S. Korean average household income drops for first time in four years

Posted on : 2021-08-20 16:22 KST Modified on : 2021-08-20 16:23 KST
Only the top-earning 20% of households enjoyed income growth
(Clip Art Korea)
(Clip Art Korea)

Average monthly income for South Korean households showed its first decline in four years during the second quarter of this year.

With the lowest-earning 80% of households experiencing a drop in income amid the baseline effect from the payment of disaster relief funds to all South Korean citizens in Q2 2020, only the top-earning 20% of households enjoyed income growth.

Statistics Korea published findings from its survey of household trends during Q2 2021 on Thursday. The results showed monthly income per household averaging 4,287,000 won (US$3,635) for that quarter, down 0.7% (28,000 won) from a year before.

Amid a mild recovery in economic conditions, increases were observed in all three areas of earned, business, and asset income, but public transfer income also fell sharply.

It was the first negative trend in the 16 quarters since the second quarter of 2017, when average monthly income fell by 0.5% (19,000 won).

At the same time, the household trend survey for Q1 2021 marked the first time Statistics Korea expanded the scope of its announced figures from its previous standard of “non-farming, forestry, or fishing households of two or more people” to include single-person households and farming, forestry, or fishing households.

The government said the figures were misleading, noting that public transfer income increased by fully 113.7% in Q2 2020 compared with the year before due to the payment of disaster relief funds to all South Korean citizens.

“The increase in public transfer income was unusually large due to the channeling of large amounts of policy support during the second quarter of last year, including disaster relief payments to all South Koreans,” the Ministry of Economy and Finance (MOEF) said.

“While public transfer income may have fallen from the year before [during Q2 2021], it remains high compared with its pre-COVID levels as support continues to be provided to segments that have suffered losses due to the pandemic,” it added.

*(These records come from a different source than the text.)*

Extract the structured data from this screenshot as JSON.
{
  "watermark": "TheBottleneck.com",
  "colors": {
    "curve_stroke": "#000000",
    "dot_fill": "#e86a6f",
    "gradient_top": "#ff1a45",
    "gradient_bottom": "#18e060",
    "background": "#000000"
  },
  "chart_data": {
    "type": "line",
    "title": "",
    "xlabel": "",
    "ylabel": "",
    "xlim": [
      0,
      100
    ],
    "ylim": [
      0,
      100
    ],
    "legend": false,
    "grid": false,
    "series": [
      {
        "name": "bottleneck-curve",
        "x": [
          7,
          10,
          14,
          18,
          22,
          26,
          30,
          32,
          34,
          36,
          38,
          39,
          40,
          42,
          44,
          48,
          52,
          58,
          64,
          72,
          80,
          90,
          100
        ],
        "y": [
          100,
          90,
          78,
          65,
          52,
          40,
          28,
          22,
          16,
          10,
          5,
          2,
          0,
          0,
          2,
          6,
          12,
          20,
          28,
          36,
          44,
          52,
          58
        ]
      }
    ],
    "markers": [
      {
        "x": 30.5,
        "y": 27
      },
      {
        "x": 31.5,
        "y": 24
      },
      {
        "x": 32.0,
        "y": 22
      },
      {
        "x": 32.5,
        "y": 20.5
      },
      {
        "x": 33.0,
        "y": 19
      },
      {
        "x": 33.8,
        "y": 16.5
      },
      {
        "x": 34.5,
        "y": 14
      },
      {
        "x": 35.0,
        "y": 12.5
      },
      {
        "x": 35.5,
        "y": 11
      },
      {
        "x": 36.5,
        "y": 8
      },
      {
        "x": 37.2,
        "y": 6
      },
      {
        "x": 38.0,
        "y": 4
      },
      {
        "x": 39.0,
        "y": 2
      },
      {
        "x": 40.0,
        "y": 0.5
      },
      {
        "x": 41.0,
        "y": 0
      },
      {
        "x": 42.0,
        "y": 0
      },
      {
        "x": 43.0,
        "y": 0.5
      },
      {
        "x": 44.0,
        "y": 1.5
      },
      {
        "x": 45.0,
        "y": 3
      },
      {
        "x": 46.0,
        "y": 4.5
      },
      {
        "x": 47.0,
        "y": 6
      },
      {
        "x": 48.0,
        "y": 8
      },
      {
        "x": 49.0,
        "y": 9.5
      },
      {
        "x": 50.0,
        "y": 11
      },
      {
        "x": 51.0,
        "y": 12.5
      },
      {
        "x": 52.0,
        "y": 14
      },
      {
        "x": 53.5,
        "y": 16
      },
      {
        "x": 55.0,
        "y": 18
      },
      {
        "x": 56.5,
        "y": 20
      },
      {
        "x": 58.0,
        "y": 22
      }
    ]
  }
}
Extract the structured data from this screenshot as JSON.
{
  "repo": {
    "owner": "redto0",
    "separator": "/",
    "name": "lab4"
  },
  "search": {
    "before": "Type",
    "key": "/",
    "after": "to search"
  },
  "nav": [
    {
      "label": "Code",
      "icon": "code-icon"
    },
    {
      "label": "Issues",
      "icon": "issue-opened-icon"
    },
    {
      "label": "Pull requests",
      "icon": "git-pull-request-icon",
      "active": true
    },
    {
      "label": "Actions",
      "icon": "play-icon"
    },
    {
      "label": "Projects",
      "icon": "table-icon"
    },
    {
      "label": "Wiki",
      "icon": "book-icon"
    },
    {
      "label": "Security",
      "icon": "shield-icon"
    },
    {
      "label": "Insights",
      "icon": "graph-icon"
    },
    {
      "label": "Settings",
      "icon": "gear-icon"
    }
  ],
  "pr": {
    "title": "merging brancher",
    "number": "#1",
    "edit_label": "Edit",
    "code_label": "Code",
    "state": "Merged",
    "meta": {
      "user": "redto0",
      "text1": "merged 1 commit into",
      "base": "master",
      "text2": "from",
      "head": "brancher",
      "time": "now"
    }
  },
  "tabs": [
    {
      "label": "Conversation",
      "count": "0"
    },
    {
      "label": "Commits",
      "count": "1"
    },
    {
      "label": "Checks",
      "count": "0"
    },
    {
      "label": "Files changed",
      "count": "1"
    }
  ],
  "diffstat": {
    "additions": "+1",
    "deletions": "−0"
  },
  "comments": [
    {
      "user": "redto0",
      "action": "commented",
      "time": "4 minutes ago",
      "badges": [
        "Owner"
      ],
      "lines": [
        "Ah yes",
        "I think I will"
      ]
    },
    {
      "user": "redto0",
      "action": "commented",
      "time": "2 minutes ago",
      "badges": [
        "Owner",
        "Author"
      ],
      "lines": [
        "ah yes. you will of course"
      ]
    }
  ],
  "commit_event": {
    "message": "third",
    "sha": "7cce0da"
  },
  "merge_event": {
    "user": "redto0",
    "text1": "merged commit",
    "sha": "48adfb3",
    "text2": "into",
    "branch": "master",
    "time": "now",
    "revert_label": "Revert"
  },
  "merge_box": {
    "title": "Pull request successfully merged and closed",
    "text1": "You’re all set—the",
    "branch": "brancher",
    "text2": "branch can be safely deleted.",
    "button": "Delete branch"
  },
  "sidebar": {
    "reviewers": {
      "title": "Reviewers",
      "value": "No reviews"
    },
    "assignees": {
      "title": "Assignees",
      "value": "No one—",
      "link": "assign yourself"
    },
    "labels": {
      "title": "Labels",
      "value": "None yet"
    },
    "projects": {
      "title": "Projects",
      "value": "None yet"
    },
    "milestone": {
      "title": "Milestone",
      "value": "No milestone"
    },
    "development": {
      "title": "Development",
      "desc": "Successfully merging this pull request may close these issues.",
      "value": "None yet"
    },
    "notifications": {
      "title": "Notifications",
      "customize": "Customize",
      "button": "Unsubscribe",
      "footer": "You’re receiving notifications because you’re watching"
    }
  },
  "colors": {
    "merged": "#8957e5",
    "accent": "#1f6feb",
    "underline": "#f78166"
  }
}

The problem is that polarization has only intensified in the year and a half since the start of the pandemic’s spread.

With the drop in public transfer income, the lowest-earning 80% of households experienced a collective drop in income during Q2 2021. In contrast, average monthly income actually grew by 1.4% from a year earlier for the top-earning 20% of households, reaching 9,241,000 won (US$7,836).

While public transfer income also fell for the top-earning 20%, the impact was relatively minor since it only accounted for a small portion of their total income. Meanwhile, rises were observed not just for earned income (4.8%), business income (1.3%), and asset income (127.7%), but also for non-current income (16.4%).

For the lowest-earning 20%, average monthly income was 966,000 won, down 6.3% from a year ago. It was the largest drop since Q2 2018 when it fell by 16.7%.

The lowest-earning 20% of households saw a decline in total income as public transfer income dropped by 22.5%, despite market income increasing due to improved business conditions — including rises of 19.6% in earned income and 16.1% in business income.

The quintile share ratio for equivalized disposable income, which provides a sense of the extent of income inequality, stood at 5.59. It was up by 0.56 multiple points from 2Q 2020, indicating deteriorating conditions.

The quintile share ratio is calculated by dividing average income for the top-earning 20% (fifth quintile) by that of the bottom-earning 20% (first quintile). A larger ratio indicates a bigger income disparity.

The MOEF said, “Given that the period under comparison during the second quarter of last year was heavily impacted by COVID-19, we need to take into account the changes in indicators not only in comparison with the same quarter in 2020, but also the second quarter of 2019 before the pandemic hit.”

While the situation was worse than in Q2 2020, it was also improved in comparison with the 5.74 ratio calculated for Q2 2019.

By Lee Ji-hye, staff reporter

Please direct comments or questions to [english@hani.co.kr]

button that move to original korean article (클릭시 원문으로 이동하는 버튼)

Related stories

Most viewed articles